The first Rain Man was French, and he had a habit of saying “”Après nous, le déluge” meaning “After us, the flood” because he could make it rain very heavily when he wanted to, and because he liked heavy rain. He is now known as the Rainy Day Rain Man because he could not only create rain, but also create rainy days as well. He was known in French as L’Homme des Jours Pluvieux.
He liked the expression “It never just rains, it pours”, and often saved up for a rainy day then having made it rain heavily and go on raining all day, he had a happy day shopping and there he was after the shops had shut singing in the rain with nothing but a soggy £5 note left which he had forgotten to put in his purse.
Indeed not only was he singing in the rain but actually doing a rain dance and strumming a banjo.
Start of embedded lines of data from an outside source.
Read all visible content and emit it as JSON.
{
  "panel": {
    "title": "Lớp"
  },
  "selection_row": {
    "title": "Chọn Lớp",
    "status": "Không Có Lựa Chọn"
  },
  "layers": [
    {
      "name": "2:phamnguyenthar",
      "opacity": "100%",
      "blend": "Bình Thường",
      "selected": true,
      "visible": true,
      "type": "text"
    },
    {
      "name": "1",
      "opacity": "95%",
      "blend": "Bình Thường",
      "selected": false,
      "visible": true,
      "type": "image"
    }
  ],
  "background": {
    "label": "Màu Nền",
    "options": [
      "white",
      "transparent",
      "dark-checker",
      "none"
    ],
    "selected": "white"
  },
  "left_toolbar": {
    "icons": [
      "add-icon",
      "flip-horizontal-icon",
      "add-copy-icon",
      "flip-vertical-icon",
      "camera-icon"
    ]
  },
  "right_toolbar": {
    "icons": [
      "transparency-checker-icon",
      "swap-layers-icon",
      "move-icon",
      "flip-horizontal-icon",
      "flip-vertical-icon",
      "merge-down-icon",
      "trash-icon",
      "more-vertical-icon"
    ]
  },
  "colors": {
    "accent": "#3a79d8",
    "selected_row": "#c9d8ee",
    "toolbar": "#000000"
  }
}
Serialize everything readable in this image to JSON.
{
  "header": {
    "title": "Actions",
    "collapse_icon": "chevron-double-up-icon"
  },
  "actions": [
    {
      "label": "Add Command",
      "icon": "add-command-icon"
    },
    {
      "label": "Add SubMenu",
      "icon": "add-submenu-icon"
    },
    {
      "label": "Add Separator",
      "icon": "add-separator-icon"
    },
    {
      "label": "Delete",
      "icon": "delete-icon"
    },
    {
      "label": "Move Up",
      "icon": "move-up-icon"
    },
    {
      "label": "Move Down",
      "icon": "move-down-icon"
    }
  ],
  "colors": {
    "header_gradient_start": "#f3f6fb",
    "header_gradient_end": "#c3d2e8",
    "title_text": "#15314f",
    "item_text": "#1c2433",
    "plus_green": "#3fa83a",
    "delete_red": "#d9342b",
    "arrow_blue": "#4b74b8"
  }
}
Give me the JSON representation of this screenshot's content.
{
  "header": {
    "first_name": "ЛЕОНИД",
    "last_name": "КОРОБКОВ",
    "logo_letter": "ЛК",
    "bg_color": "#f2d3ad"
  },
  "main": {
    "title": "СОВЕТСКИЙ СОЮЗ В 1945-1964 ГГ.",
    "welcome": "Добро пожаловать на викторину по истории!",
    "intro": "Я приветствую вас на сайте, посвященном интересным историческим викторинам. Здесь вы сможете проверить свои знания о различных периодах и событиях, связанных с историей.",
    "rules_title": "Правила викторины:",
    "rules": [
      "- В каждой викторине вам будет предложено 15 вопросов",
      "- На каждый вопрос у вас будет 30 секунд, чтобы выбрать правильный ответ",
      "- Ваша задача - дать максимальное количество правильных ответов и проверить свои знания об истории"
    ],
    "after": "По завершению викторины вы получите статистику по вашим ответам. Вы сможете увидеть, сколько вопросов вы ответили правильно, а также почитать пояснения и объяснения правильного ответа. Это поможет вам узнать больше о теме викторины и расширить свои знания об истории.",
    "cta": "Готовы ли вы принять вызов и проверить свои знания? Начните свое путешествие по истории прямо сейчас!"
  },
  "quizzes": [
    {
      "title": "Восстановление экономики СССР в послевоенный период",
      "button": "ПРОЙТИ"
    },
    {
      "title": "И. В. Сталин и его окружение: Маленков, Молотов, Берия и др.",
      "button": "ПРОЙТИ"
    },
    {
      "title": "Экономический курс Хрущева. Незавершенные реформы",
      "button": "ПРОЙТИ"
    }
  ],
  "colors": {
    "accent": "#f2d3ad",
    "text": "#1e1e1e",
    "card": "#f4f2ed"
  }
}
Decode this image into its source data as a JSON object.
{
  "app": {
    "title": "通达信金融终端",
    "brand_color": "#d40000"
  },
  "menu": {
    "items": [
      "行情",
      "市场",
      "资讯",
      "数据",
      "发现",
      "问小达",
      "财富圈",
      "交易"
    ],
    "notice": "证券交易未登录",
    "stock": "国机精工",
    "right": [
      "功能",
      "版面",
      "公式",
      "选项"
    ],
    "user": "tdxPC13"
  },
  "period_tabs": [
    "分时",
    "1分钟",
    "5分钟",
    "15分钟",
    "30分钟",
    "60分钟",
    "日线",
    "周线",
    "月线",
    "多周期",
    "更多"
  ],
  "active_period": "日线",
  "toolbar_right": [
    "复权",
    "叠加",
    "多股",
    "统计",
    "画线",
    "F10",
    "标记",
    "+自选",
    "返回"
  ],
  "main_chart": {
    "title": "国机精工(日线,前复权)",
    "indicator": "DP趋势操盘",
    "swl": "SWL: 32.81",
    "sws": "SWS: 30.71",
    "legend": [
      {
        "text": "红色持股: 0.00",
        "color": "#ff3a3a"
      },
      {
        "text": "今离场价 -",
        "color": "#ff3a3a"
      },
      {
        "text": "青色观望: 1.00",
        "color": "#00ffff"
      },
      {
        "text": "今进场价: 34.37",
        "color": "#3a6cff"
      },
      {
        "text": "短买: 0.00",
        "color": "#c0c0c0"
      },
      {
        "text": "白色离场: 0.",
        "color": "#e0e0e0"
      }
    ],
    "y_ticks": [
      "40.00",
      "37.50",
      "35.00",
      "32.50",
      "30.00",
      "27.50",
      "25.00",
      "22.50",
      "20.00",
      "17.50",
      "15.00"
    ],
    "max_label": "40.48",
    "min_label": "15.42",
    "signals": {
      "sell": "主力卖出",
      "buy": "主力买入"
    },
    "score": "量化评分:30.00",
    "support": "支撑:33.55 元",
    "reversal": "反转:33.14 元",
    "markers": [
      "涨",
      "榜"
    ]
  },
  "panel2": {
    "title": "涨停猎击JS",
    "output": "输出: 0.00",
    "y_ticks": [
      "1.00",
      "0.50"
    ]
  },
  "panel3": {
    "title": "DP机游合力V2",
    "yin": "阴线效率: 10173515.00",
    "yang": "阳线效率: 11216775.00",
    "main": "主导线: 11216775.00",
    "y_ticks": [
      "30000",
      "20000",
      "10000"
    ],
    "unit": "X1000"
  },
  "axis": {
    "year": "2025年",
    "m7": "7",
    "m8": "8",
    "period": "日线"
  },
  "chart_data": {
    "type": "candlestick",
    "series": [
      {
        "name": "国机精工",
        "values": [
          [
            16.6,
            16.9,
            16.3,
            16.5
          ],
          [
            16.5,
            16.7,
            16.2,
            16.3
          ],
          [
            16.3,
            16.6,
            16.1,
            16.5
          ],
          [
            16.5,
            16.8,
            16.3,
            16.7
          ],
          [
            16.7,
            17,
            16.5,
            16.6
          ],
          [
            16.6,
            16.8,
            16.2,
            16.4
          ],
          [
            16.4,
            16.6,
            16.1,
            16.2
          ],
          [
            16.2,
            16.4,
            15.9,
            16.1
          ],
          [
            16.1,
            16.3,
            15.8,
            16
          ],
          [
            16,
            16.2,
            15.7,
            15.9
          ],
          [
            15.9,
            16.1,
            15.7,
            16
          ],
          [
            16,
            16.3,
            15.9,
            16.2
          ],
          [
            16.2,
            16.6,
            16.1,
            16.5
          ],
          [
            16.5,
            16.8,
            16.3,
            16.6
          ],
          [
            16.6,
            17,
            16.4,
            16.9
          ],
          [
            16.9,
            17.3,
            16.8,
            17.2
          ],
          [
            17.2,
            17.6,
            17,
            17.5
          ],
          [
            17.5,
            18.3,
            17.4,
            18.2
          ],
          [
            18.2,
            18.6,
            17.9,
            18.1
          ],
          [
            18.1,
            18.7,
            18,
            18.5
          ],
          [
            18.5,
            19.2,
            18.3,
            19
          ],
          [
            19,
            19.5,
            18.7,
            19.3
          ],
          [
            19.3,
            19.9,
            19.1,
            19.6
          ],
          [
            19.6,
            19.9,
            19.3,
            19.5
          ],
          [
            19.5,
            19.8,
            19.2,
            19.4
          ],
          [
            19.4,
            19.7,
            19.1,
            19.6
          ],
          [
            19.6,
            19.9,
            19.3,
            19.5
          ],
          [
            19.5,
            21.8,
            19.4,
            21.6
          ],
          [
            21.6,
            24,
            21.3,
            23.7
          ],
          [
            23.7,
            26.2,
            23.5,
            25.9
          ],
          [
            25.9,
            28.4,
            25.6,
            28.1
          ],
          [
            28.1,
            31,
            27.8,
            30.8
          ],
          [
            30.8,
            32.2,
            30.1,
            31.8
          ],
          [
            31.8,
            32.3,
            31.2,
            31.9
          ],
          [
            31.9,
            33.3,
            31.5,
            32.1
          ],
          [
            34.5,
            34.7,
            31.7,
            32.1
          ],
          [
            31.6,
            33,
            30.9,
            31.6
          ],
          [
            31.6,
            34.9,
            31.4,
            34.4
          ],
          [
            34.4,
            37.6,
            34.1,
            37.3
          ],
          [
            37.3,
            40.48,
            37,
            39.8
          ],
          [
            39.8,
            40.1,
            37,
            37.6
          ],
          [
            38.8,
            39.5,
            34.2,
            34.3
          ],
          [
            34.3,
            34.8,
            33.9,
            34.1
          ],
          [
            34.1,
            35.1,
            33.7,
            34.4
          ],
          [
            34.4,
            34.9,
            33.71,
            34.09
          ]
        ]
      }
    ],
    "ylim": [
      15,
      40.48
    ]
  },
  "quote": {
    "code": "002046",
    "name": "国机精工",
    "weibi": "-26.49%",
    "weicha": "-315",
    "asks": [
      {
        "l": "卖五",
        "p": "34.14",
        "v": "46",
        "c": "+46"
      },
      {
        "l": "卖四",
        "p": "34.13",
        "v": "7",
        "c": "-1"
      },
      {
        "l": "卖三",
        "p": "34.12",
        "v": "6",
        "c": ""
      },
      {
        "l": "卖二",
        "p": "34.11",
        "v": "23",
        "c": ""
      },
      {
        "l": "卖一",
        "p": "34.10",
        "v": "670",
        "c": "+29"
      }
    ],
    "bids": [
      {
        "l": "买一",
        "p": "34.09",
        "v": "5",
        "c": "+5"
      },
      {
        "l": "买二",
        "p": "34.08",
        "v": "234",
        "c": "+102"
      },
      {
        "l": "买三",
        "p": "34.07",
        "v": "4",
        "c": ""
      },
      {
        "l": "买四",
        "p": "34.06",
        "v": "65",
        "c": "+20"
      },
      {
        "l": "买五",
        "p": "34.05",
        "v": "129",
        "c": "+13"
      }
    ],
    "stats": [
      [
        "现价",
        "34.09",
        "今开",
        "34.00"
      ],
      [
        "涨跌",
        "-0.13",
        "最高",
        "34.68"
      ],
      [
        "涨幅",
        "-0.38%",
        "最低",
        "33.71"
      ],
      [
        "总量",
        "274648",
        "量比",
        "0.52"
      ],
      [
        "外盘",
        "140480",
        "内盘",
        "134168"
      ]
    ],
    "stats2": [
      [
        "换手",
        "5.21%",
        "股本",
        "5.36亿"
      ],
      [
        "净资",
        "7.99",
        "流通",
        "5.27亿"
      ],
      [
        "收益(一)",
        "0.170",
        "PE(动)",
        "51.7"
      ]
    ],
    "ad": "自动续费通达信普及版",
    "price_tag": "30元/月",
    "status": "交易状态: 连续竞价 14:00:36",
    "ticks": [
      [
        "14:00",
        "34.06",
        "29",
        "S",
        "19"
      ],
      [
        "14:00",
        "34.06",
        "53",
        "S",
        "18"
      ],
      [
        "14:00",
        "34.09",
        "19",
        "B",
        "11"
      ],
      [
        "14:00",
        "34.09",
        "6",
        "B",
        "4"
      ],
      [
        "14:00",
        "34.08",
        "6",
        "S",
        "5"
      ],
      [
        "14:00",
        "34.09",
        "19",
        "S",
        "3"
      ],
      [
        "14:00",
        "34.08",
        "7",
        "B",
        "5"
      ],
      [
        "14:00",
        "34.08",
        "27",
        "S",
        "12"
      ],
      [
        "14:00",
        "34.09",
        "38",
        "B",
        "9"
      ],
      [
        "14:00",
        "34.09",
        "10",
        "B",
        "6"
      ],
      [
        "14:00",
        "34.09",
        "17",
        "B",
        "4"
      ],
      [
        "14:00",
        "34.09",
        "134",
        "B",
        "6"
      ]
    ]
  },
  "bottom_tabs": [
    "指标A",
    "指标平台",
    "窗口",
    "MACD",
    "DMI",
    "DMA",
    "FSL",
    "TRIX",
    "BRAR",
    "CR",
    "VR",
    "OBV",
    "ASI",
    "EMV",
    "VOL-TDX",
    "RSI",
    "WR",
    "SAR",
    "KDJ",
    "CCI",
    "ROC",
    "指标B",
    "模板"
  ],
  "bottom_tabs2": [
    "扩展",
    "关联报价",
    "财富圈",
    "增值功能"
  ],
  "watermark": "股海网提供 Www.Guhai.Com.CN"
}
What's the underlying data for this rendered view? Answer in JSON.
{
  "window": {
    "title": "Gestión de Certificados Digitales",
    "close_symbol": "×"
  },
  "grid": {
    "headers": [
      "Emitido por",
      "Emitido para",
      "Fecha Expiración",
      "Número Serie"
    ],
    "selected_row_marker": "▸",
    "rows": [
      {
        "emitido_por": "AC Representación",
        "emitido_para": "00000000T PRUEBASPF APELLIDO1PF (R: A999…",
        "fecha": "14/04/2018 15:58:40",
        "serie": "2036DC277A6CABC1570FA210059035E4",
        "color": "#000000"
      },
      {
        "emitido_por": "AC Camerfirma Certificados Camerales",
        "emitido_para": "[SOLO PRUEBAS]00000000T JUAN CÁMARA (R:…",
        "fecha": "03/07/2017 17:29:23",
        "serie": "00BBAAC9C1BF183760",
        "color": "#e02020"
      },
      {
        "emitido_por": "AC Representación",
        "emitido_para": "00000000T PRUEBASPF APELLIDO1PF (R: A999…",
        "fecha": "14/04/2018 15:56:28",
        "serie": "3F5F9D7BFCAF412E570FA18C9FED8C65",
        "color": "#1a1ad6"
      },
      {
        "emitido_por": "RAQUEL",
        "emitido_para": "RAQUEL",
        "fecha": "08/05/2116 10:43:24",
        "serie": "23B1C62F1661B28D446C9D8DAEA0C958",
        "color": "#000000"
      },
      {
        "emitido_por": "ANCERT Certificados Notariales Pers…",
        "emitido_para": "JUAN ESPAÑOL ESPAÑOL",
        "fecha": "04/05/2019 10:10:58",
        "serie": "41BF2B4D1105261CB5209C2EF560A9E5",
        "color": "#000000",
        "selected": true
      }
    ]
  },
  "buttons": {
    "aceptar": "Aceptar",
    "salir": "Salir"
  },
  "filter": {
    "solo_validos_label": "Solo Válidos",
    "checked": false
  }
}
Usually people only do rain dances when it has been dry for some time- he did a rain dance when it was still raining, and some people found this irresponsible.
He inspired a number of pop songs, for example “Baby, dry my socks to show me you love me”, “Drippin’, drippin’, drippin” by Wet Wet Wet, and the Rain Man’s Golf Song:
It is peaceful and so I don’t moan
that I’m soaking and all on my own.
Playing 2 rounds of golf when it’s wet
is the greatest enjoyment I get.
The song “Raindrops Keep Fallin’ On My Head” may also be a reference to the Rain Man, as the Rain Man would never wear a hat or cap during rain, or use an umbrella or try to shelter, but he would never catch a cold or chill as a result.
Well known for singing in the rain, he would never sing on a train:
I’m singing, singing in the rain
but never singing on a train.